### To do
Each of the entries below is to be written out exactly, and the images skipped.

(Data entries)
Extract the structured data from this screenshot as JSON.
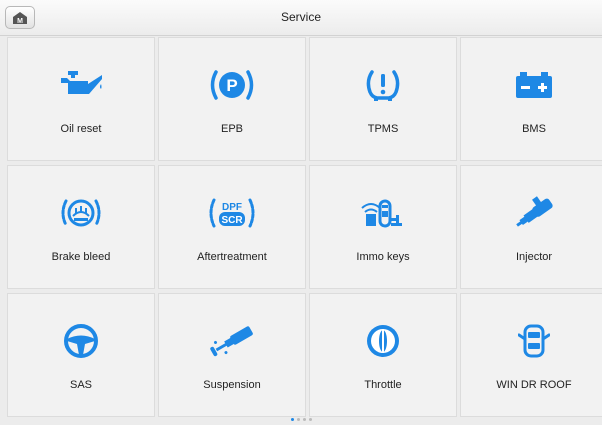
{
  "header": {
    "title": "Service",
    "home_icon": "home-icon",
    "home_glyph": "M"
  },
  "tiles": [
    {
      "label": "Oil reset",
      "icon": "oil-can-icon"
    },
    {
      "label": "EPB",
      "icon": "parking-brake-icon"
    },
    {
      "label": "TPMS",
      "icon": "tire-pressure-icon"
    },
    {
      "label": "BMS",
      "icon": "battery-icon"
    },
    {
      "label": "Brake bleed",
      "icon": "brake-bleed-icon"
    },
    {
      "label": "Aftertreatment",
      "icon": "dpf-scr-icon",
      "icon_text_top": "DPF",
      "icon_text_bottom": "SCR"
    },
    {
      "label": "Immo keys",
      "icon": "immo-key-icon"
    },
    {
      "label": "Injector",
      "icon": "injector-icon"
    },
    {
      "label": "SAS",
      "icon": "steering-wheel-icon"
    },
    {
      "label": "Suspension",
      "icon": "suspension-icon"
    },
    {
      "label": "Throttle",
      "icon": "throttle-icon"
    },
    {
      "label": "WIN DR ROOF",
      "icon": "car-door-window-icon"
    }
  ],
  "pager": {
    "pages": 4,
    "current": 1
  },
  "colors": {
    "accent": "#1e88e5",
    "tile_bg": "#f2f2f2",
    "header_bg": "#f4f4f4"
  }
}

### Result of this task
Extract the structured data from this screenshot as JSON.
{
  "header": {
    "title": "Service",
    "home_icon": "home-icon",
    "home_glyph": "M"
  },
  "tiles": [
    {
      "label": "Oil reset",
      "icon": "oil-can-icon"
    },
    {
      "label": "EPB",
      "icon": "parking-brake-icon"
    },
    {
      "label": "TPMS",
      "icon": "tire-pressure-icon"
    },
    {
      "label": "BMS",
      "icon": "battery-icon"
    },
    {
      "label": "Brake bleed",
      "icon": "brake-bleed-icon"
    },
    {
      "label": "Aftertreatment",
      "icon": "dpf-scr-icon",
      "icon_text_top": "DPF",
      "icon_text_bottom": "SCR"
    },
    {
      "label": "Immo keys",
      "icon": "immo-key-icon"
    },
    {
      "label": "Injector",
      "icon": "injector-icon"
    },
    {
      "label": "SAS",
      "icon": "steering-wheel-icon"
    },
    {
      "label": "Suspension",
      "icon": "suspension-icon"
    },
    {
      "label": "Throttle",
      "icon": "throttle-icon"
    },
    {
      "label": "WIN DR ROOF",
      "icon": "car-door-window-icon"
    }
  ],
  "pager": {
    "pages": 4,
    "current": 1
  },
  "colors": {
    "accent": "#1e88e5",
    "tile_bg": "#f2f2f2",
    "header_bg": "#f4f4f4"
  }
}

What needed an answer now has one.